▸ Exercise aim
The response is to be the full listing, set down exactly.

(Data to process)

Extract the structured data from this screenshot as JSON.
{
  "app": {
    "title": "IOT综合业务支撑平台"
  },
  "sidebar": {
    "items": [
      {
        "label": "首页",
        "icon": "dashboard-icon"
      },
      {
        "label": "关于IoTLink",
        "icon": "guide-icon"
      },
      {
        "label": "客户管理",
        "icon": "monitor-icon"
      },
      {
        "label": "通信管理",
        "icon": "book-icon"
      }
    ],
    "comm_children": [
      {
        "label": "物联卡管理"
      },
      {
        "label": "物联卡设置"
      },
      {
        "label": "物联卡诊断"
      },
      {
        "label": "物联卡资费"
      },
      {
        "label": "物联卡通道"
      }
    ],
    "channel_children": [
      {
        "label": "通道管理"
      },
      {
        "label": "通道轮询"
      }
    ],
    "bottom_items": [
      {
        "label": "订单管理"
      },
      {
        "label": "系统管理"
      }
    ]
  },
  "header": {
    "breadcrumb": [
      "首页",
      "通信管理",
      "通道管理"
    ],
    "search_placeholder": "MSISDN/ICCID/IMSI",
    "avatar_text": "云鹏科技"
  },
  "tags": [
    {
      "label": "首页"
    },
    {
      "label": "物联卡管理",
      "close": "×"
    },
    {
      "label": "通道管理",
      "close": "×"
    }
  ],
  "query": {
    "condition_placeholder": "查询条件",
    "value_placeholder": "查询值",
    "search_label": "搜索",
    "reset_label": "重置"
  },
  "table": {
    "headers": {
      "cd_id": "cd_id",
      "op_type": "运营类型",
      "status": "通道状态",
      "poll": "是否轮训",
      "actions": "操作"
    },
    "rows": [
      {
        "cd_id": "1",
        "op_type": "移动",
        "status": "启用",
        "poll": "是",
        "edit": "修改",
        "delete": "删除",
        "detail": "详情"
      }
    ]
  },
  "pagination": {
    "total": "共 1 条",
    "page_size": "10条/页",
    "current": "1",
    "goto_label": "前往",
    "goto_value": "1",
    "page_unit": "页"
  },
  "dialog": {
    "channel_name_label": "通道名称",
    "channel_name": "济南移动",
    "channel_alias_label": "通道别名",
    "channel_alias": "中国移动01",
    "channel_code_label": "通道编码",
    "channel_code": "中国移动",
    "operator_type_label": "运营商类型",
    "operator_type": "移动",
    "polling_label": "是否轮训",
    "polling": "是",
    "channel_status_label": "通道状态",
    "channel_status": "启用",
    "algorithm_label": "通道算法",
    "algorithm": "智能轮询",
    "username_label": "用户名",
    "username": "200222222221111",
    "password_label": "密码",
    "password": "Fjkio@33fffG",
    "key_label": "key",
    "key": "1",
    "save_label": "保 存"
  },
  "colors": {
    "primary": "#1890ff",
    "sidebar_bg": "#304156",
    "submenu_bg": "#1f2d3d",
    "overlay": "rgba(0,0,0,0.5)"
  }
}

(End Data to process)

▸ Answer to the problem
Extract the structured data from this screenshot as JSON.
{
  "app": {
    "title": "IOT综合业务支撑平台"
  },
  "sidebar": {
    "items": [
      {
        "label": "首页",
        "icon": "dashboard-icon"
      },
      {
        "label": "关于IoTLink",
        "icon": "guide-icon"
      },
      {
        "label": "客户管理",
        "icon": "monitor-icon"
      },
      {
        "label": "通信管理",
        "icon": "book-icon"
      }
    ],
    "comm_children": [
      {
        "label": "物联卡管理"
      },
      {
        "label": "物联卡设置"
      },
      {
        "label": "物联卡诊断"
      },
      {
        "label": "物联卡资费"
      },
      {
        "label": "物联卡通道"
      }
    ],
    "channel_children": [
      {
        "label": "通道管理"
      },
      {
        "label": "通道轮询"
      }
    ],
    "bottom_items": [
      {
        "label": "订单管理"
      },
      {
        "label": "系统管理"
      }
    ]
  },
  "header": {
    "breadcrumb": [
      "首页",
      "通信管理",
      "通道管理"
    ],
    "search_placeholder": "MSISDN/ICCID/IMSI",
    "avatar_text": "云鹏科技"
  },
  "tags": [
    {
      "label": "首页"
    },
    {
      "label": "物联卡管理",
      "close": "×"
    },
    {
      "label": "通道管理",
      "close": "×"
    }
  ],
  "query": {
    "condition_placeholder": "查询条件",
    "value_placeholder": "查询值",
    "search_label": "搜索",
    "reset_label": "重置"
  },
  "table": {
    "headers": {
      "cd_id": "cd_id",
      "op_type": "运营类型",
      "status": "通道状态",
      "poll": "是否轮训",
      "actions": "操作"
    },
    "rows": [
      {
        "cd_id": "1",
        "op_type": "移动",
        "status": "启用",
        "poll": "是",
        "edit": "修改",
        "delete": "删除",
        "detail": "详情"
      }
    ]
  },
  "pagination": {
    "total": "共 1 条",
    "page_size": "10条/页",
    "current": "1",
    "goto_label": "前往",
    "goto_value": "1",
    "page_unit": "页"
  },
  "dialog": {
    "channel_name_label": "通道名称",
    "channel_name": "济南移动",
    "channel_alias_label": "通道别名",
    "channel_alias": "中国移动01",
    "channel_code_label": "通道编码",
    "channel_code": "中国移动",
    "operator_type_label": "运营商类型",
    "operator_type": "移动",
    "polling_label": "是否轮训",
    "polling": "是",
    "channel_status_label": "通道状态",
    "channel_status": "启用",
    "algorithm_label": "通道算法",
    "algorithm": "智能轮询",
    "username_label": "用户名",
    "username": "200222222221111",
    "password_label": "密码",
    "password": "Fjkio@33fffG",
    "key_label": "key",
    "key": "1",
    "save_label": "保 存"
  },
  "colors": {
    "primary": "#1890ff",
    "sidebar_bg": "#304156",
    "submenu_bg": "#1f2d3d",
    "overlay": "rgba(0,0,0,0.5)"
  }
}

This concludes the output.